ASIC stands for Application Specific Integrated Circuit. What makes this unique is the fact that it is made especially for a specific use rather than for general use. It’s customized with great care to ensure that every high-performing Bitcoin miner or a chip for digital voice recording is an Application Specific Standard product and runs as efficiently as possible.
We see that those Application Specific Standard products are the intermediary between industry standard integrated circuits and ASICs.
History of ASIC
When ASIC was first rolled out, gate array technology was used to run it. The personal computers with 8-bit ZX81 Spectrum were introduced in 1981 and these had a commercial application of gate array circuits.
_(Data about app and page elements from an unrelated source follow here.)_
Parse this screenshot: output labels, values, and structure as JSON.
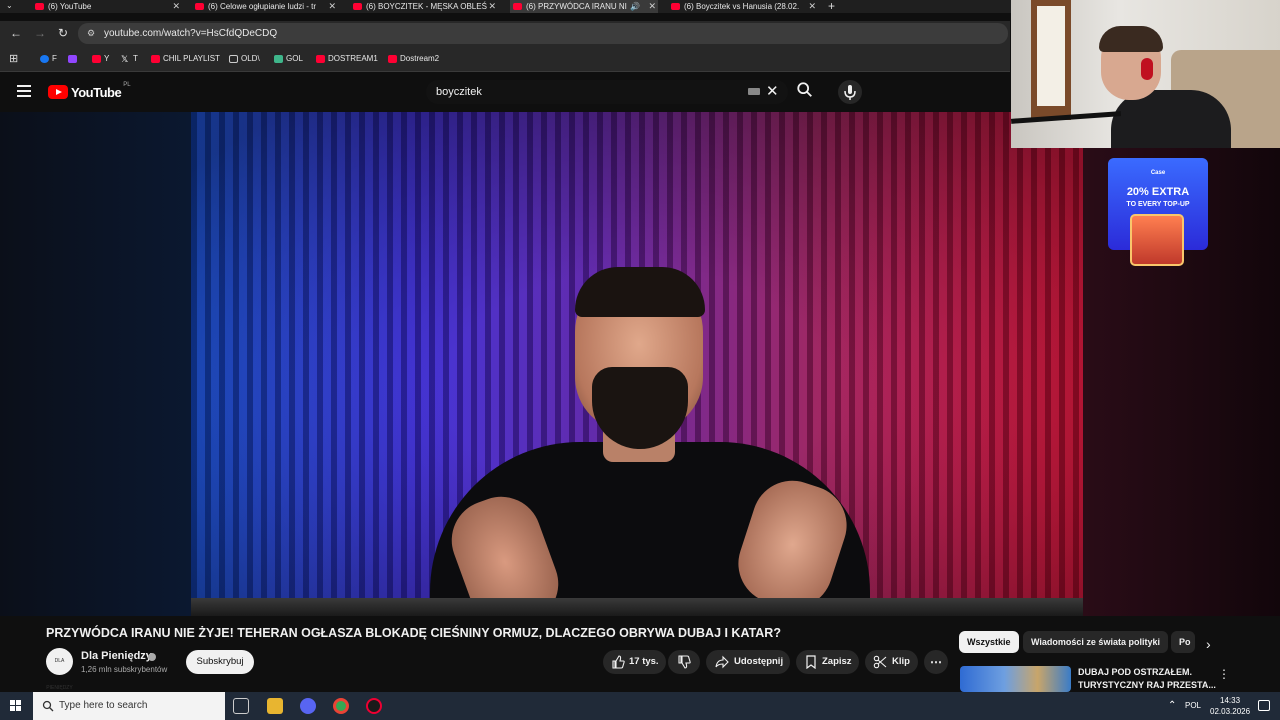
{
  "browser": {
    "tabs": [
      {
        "label": "(6) YouTube",
        "active": false
      },
      {
        "label": "(6) Celowe ogłupianie ludzi - tr",
        "active": false
      },
      {
        "label": "(6) BOYCZITEK - MĘSKA OBLEŚ",
        "active": false
      },
      {
        "label": "(6) PRZYWÓDCA IRANU NI",
        "active": true
      },
      {
        "label": "(6) Boyczitek vs Hanusia (28.02.",
        "active": false
      }
    ],
    "url": "youtube.com/watch?v=HsCfdQDeCDQ",
    "bookmarks": [
      {
        "label": "F",
        "color": "#1877f2"
      },
      {
        "label": "",
        "color": "#9146ff"
      },
      {
        "label": "Y",
        "color": "#ff0033"
      },
      {
        "label": "T",
        "color": "#ffffff"
      },
      {
        "label": "CHIL PLAYLIST",
        "color": "#ff0033"
      },
      {
        "label": "OLD\\",
        "color": "#cccccc"
      },
      {
        "label": "GOL",
        "color": "#3fb68b"
      },
      {
        "label": "DOSTREAM1",
        "color": "#ff0033"
      },
      {
        "label": "Dostream2",
        "color": "#ff0033"
      }
    ]
  },
  "youtube": {
    "logo_text": "YouTube",
    "region": "PL",
    "search_value": "boyczitek"
  },
  "ad": {
    "brand": "Case",
    "line1": "20% EXTRA",
    "line2": "TO EVERY TOP-UP"
  },
  "video": {
    "title": "PRZYWÓDCA IRANU NIE ŻYJE! TEHERAN OGŁASZA BLOKADĘ CIEŚNINY ORMUZ, DLACZEGO OBRYWA DUBAJ I KATAR?",
    "channel_name": "Dla Pieniędzy",
    "avatar_text": "DLA PIENIĘDZY",
    "subscribers": "1,26 mln subskrybentów",
    "subscribe_label": "Subskrybuj",
    "likes": "17 tys.",
    "share_label": "Udostępnij",
    "save_label": "Zapisz",
    "clip_label": "Klip"
  },
  "sidebar": {
    "chips": [
      "Wszystkie",
      "Wiadomości ze świata polityki",
      "Po"
    ],
    "rec_title": "DUBAJ POD OSTRZAŁEM. TURYSTYCZNY RAJ PRZESTA..."
  },
  "taskbar": {
    "search_placeholder": "Type here to search",
    "language": "POL",
    "time": "14:33",
    "date": "02.03.2026"
  }
}
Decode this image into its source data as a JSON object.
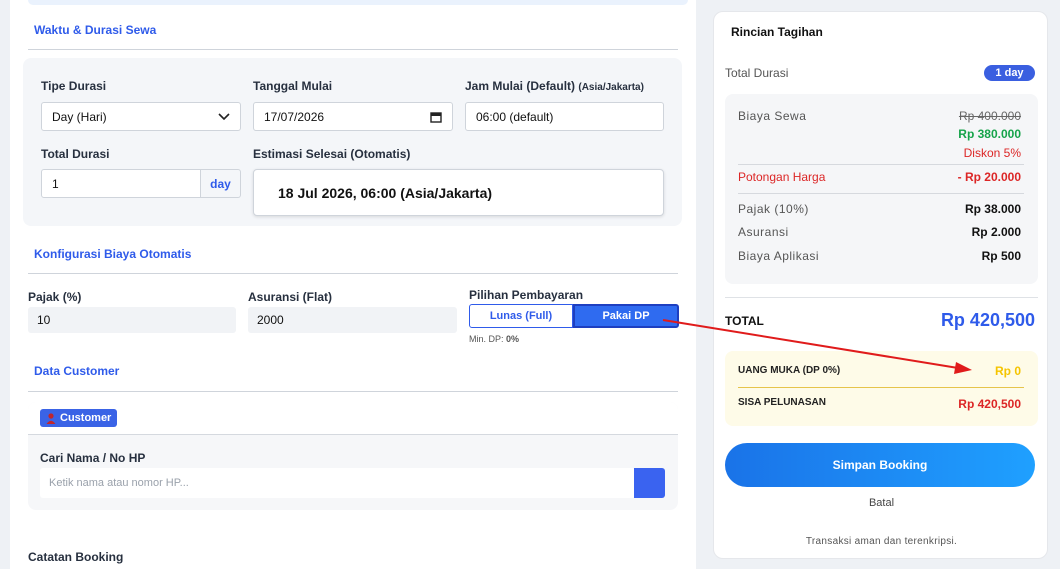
{
  "booking_form": {
    "waktu": {
      "title": "Waktu & Durasi Sewa",
      "tipe_durasi_label": "Tipe Durasi",
      "tipe_durasi_value": "Day (Hari)",
      "tanggal_mulai_label": "Tanggal Mulai",
      "tanggal_mulai_value": "17/07/2026",
      "jam_mulai_label": "Jam Mulai (Default)",
      "jam_mulai_tz": "(Asia/Jakarta)",
      "jam_mulai_value": "06:00 (default)",
      "total_durasi_label": "Total Durasi",
      "total_durasi_value": "1",
      "total_durasi_unit": "day",
      "estimasi_label": "Estimasi Selesai (Otomatis)",
      "estimasi_value": "18 Jul 2026, 06:00 (Asia/Jakarta)"
    },
    "biaya": {
      "title": "Konfigurasi Biaya Otomatis",
      "pajak_label": "Pajak (%)",
      "pajak_value": "10",
      "asuransi_label": "Asuransi (Flat)",
      "asuransi_value": "2000",
      "pembayaran_label": "Pilihan Pembayaran",
      "option_full": "Lunas (Full)",
      "option_dp": "Pakai DP",
      "selected_option": "Pakai DP",
      "min_dp_prefix": "Min. DP: ",
      "min_dp_value": "0%"
    },
    "customer": {
      "title": "Data Customer",
      "badge": "Customer",
      "search_label": "Cari Nama / No HP",
      "search_placeholder": "Ketik nama atau nomor HP..."
    },
    "catatan_label": "Catatan Booking"
  },
  "summary": {
    "title": "Rincian Tagihan",
    "total_durasi_label": "Total Durasi",
    "total_durasi_badge": "1 day",
    "biaya_sewa_label": "Biaya Sewa",
    "biaya_sewa_original": "Rp 400.000",
    "biaya_sewa_discounted": "Rp 380.000",
    "diskon_text": "Diskon 5%",
    "potongan_label": "Potongan Harga",
    "potongan_value": "- Rp 20.000",
    "pajak_label": "Pajak (10%)",
    "pajak_value": "Rp 38.000",
    "asuransi_label": "Asuransi",
    "asuransi_value": "Rp 2.000",
    "aplikasi_label": "Biaya Aplikasi",
    "aplikasi_value": "Rp 500",
    "total_label": "TOTAL",
    "total_value": "Rp 420,500",
    "uang_muka_label": "UANG MUKA (DP 0%)",
    "uang_muka_value": "Rp 0",
    "sisa_label": "SISA PELUNASAN",
    "sisa_value": "Rp 420,500",
    "save_button": "Simpan Booking",
    "cancel_link": "Batal",
    "secure_text": "Transaksi aman dan terenkripsi."
  },
  "colors": {
    "accent_blue": "#2f5bea",
    "green": "#16a34a",
    "red": "#dc2626",
    "yellow": "#f5c400",
    "annotation_arrow": "#e01b1b"
  },
  "icons": {
    "dropdown": "chevron-down-icon",
    "calendar": "calendar-icon",
    "user": "user-icon",
    "arrow": "annotation-arrow"
  }
}
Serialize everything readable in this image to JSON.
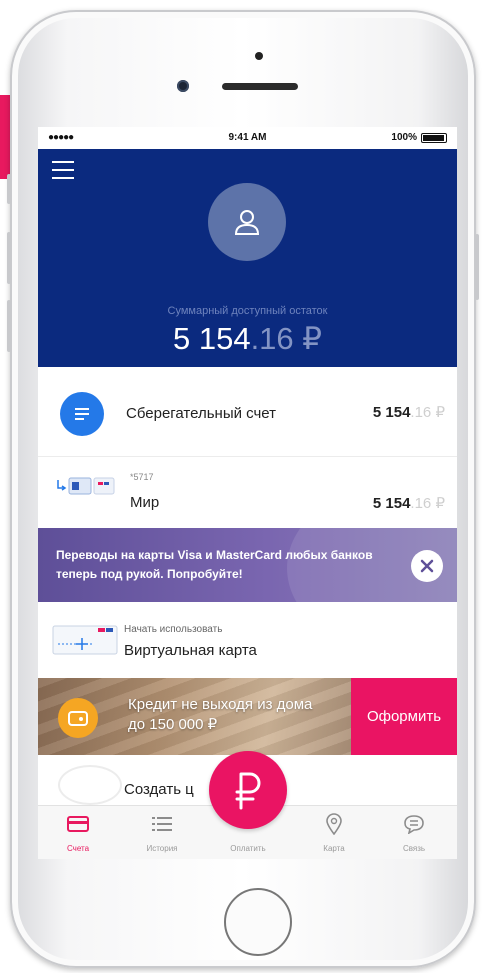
{
  "colors": {
    "header_bg": "#0b2a7f",
    "accent": "#ea1463",
    "account_icon": "#2479e8",
    "promo_bg": "#6b59a4",
    "credit_icon": "#f5a623"
  },
  "status_bar": {
    "signal": "●●●●● ",
    "time": "9:41 AM",
    "battery": "100%"
  },
  "header": {
    "menu_icon": "hamburger-icon",
    "avatar_icon": "user-icon",
    "balance_caption": "Суммарный доступный остаток",
    "balance_int": "5 154",
    "balance_frac": ".16 ₽"
  },
  "accounts": {
    "savings": {
      "icon": "document-icon",
      "name": "Сберегательный счет",
      "amount_int": "5 154",
      "amount_frac": ".16 ₽"
    },
    "card": {
      "mask": "*5717",
      "name": "Мир",
      "amount_int": "5 154",
      "amount_frac": ".16 ₽"
    }
  },
  "promo": {
    "text": "Переводы на карты Visa и MasterCard любых банков теперь под рукой. Попробуйте!",
    "close_icon": "close-icon"
  },
  "virtual_card": {
    "caption": "Начать использовать",
    "name": "Виртуальная карта"
  },
  "credit": {
    "text": "Кредит не выходя из дома до 150 000 ₽",
    "button": "Оформить",
    "icon": "wallet-icon"
  },
  "create": {
    "name": "Создать ц"
  },
  "tabbar": {
    "tabs": [
      {
        "label": "Счета",
        "icon": "card-icon",
        "active": true
      },
      {
        "label": "История",
        "icon": "list-icon"
      },
      {
        "label": "Оплатить",
        "icon": "ruble-icon"
      },
      {
        "label": "Карта",
        "icon": "map-pin-icon"
      },
      {
        "label": "Связь",
        "icon": "chat-icon"
      }
    ]
  }
}
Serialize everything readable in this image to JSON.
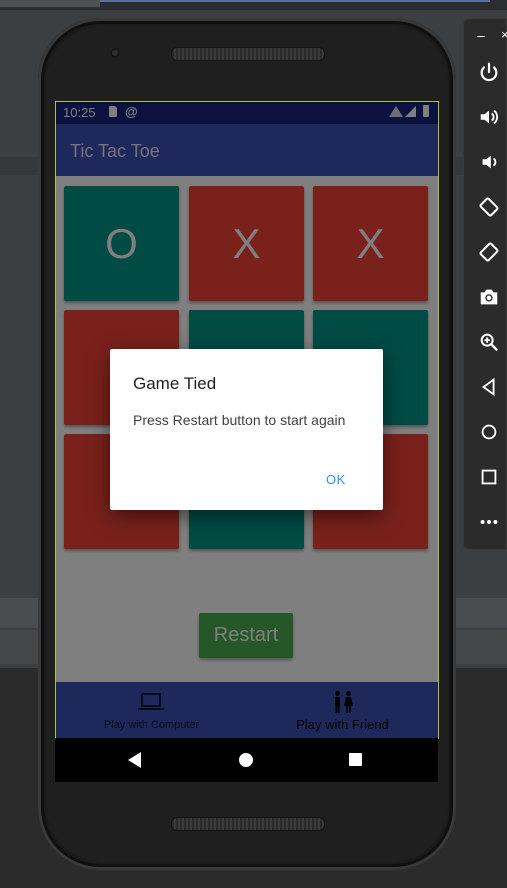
{
  "status_bar": {
    "time": "10:25"
  },
  "app": {
    "title": "Tic Tac Toe"
  },
  "board": {
    "cells": [
      "O",
      "X",
      "X",
      "",
      "",
      "",
      "",
      "",
      ""
    ]
  },
  "restart_label": "Restart",
  "bottom_nav": {
    "left_label": "Play with Computer",
    "right_label": "Play with Friend"
  },
  "dialog": {
    "title": "Game Tied",
    "message": "Press Restart button to start again",
    "ok_label": "OK"
  },
  "emulator_panel": {
    "minimize": "–",
    "close": "×",
    "buttons": [
      "power-icon",
      "volume-up-icon",
      "volume-down-icon",
      "rotate-left-icon",
      "rotate-right-icon",
      "camera-icon",
      "zoom-icon",
      "back-icon",
      "home-icon",
      "overview-icon",
      "more-icon"
    ]
  },
  "colors": {
    "primary": "#3f51b5",
    "status": "#1a237e",
    "cell_o": "#009688",
    "cell_x": "#f44336",
    "restart": "#4caf50",
    "dialog_ok": "#2196f3"
  }
}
This was one of the first examples of how the initial ASICs used gate array technology. This was looked at as a low-cost solution aimed at handling the intricacies of computer graphics easily.
How did ASIC become so customized?
When the metal and interconnected masks were varied together, that’s when the whole customization process took place. When it was just started, Gate arrays had complexities that stretched up to thousands and thousands of gates. Soon a solution was found for it and the later versions of the arrays became more stable and generalized with polysilicon and metal being used as customizable layers and RAM elements being used as a base die.
What can you expect as an ASIC verification engineer?
- To be an ASIC verification engineer you need good skills in the engineering design and semiconductor field. If you know these two, then a high pay is guaranteed. It’s a rewarding pathway and people tend to stick to it for at least 20 years or more.
- You will need to build upon experience. You can work for different companies when you start out and skip from one to another so that when you find the job you’re looking for, you’ll have an ample amount of names under your belt.
- It’s important that you understand that this field is not easy. To be a successfully employed ASIC verification engineer who has gained an ample amount of mastery over what he does requires a lot of dedication. You don’t just run a test and do a little bit of sorting and finish by using fancy names that the common man won’t understand. It requires you to get into the depths of the entire process.
- You need to understand how internal designs related to microarchitecture work (this comes under hardware design concepts). You also need to have strong programming concepts which will help you get ahead in the design verification engineer field.
- Your critical thinking ability should be on par. You must be able to make fast decisions and think practically to an extent that you find all defects as easily as possible.
The key to success in this field is that once you get into it, become as dedicated as possible. You will face a lot of hurdles and hardships and you’ll find that many people know more than you. Don’t look at them as competition. Look at them as storehouses of knowledge and gain experience vicariously through them.